Motivating Your Team After a Bad Week
By Mark Wager
It’s easy to motivate a team when everything is going well because people like success and the feeling that winning brings but when things go wrong, it's different. It's much more difficult to motivate a team when things are not going well. No matter how good the team may be everyone at some time has a bad week, when a mistake is made its just takes the wind out of the team’s sails leaving it deflated. When the team was once loud, now it’s quiet, when once it was supportive, now people are blaming each other. The motivation is gone and it’s up to the Leader to bring it back. it's a challenge for any Leader so in this weeks article I will explain to you how to motivate a team after a bad week.
‘He who fears being conquered is sure of defeat’ - Napoleon Bonaparte
When things go wrong people feel a range of emotions. They feel disappointed, hurt, upset and even angry. The first thing a Leader needs to understand is that these emotions are actually positive rather than negative because it shows that people care. Losing is meant to hurt. Just imagine if something went wrong and the team is happy about it or even ecstatic, that would be much worse. The quality that is most difficult for a Leader to install in a team is making people care. If people already care then everything else can be sorted out. It’s fine for a team to feel emotional as long as it doesn’t stay emotional.
‘Never confuse a single defeat with a final defeat” - F Scott Fitzgerald

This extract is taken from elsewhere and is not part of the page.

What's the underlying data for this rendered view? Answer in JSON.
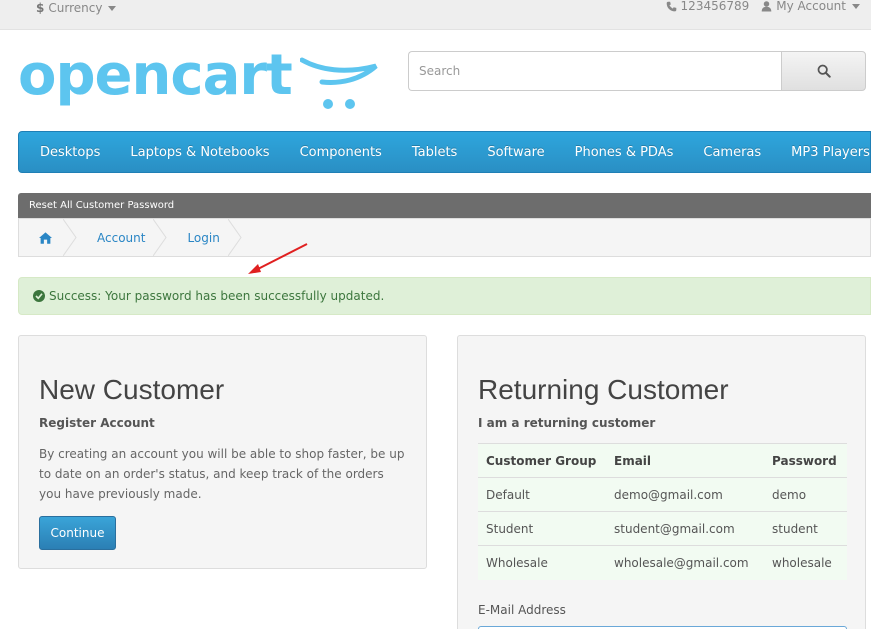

If you make a mistake then congratulations you are human. We all make mistakes yet if you continue to make the same mistake then unfortunately you are incompetent. When the team makes a mistake the Leader needs to guide the team through a quick review process, a discussion about what went wrong and why as well as what needs to happen to ensure that the mistake never occurs again. It’s important that this discussion is quick and clinical. It need not last too long otherwise there is a danger that the bad work overshadows all the good work the team does and it needs to a very professional conversation without any sense of blame.
‘The greatest accomplishment is not in never failing, but in rising again after you fall” - Vince Lombardi
In order to turn defeat into victory a Leader needs to turn the negatives into positives, embracing the lessons that failure offers and using them to make the team stronger and it all starts wth the Leader. The team is influenced by the Leader’s behaviour, how the leader conducts him or herself sets the mark for how the team should behave. If the Leader is blaming people then the team will do likewise so it’s vital that the Leader remains positive and confident even if not feeling so. The Leader needs to highlight the teams strengths, the lessons learnt and a full belief in the teams ability. Every team loses but it’s the great teams that rise again.
‘Victory is sweetest once you’ve known defeat” - Malcolm Forbes
The simplistic and most effective way of motivating a team is to provide it with a purpose that is greater than itself with a belief that it can fulfill that purpose. For a minute have a think about the All Blacks, the worlds most successful sports team. Do you think they need motivating especially after a loss? The answer is no because they know what the jersey they wear stands for, the famous black jersey represents something greater than the individual. When the players put on their jersey they know they are representing their country, their family and community all of which are far more motivating than any personal ambition and the same principle can apply to any team.
Even though it’s just a black jersey, it represents something far greater and the players have clarity about what this means. As Leaders you need to do the same with your teams purpose. They need to understand what the team represents, why it exists and who does it impact? Leadership is all about clarity and in order to motivate a team after a bad week you need to put the mistakes and the emotions around those mistakes into context and find the important lessons without making it so overwhelming that it drags the teams down. Once these lessons have been identified and embraced then the focus has to be completely about the future, what needs to happen next and most importantly why. Provide clarity about what the team stands for and why being successful is important. If a Leader can achieve this then any bad week is just a step towards more successful and great weeks ahead.
Posted: Monday 12 August 2019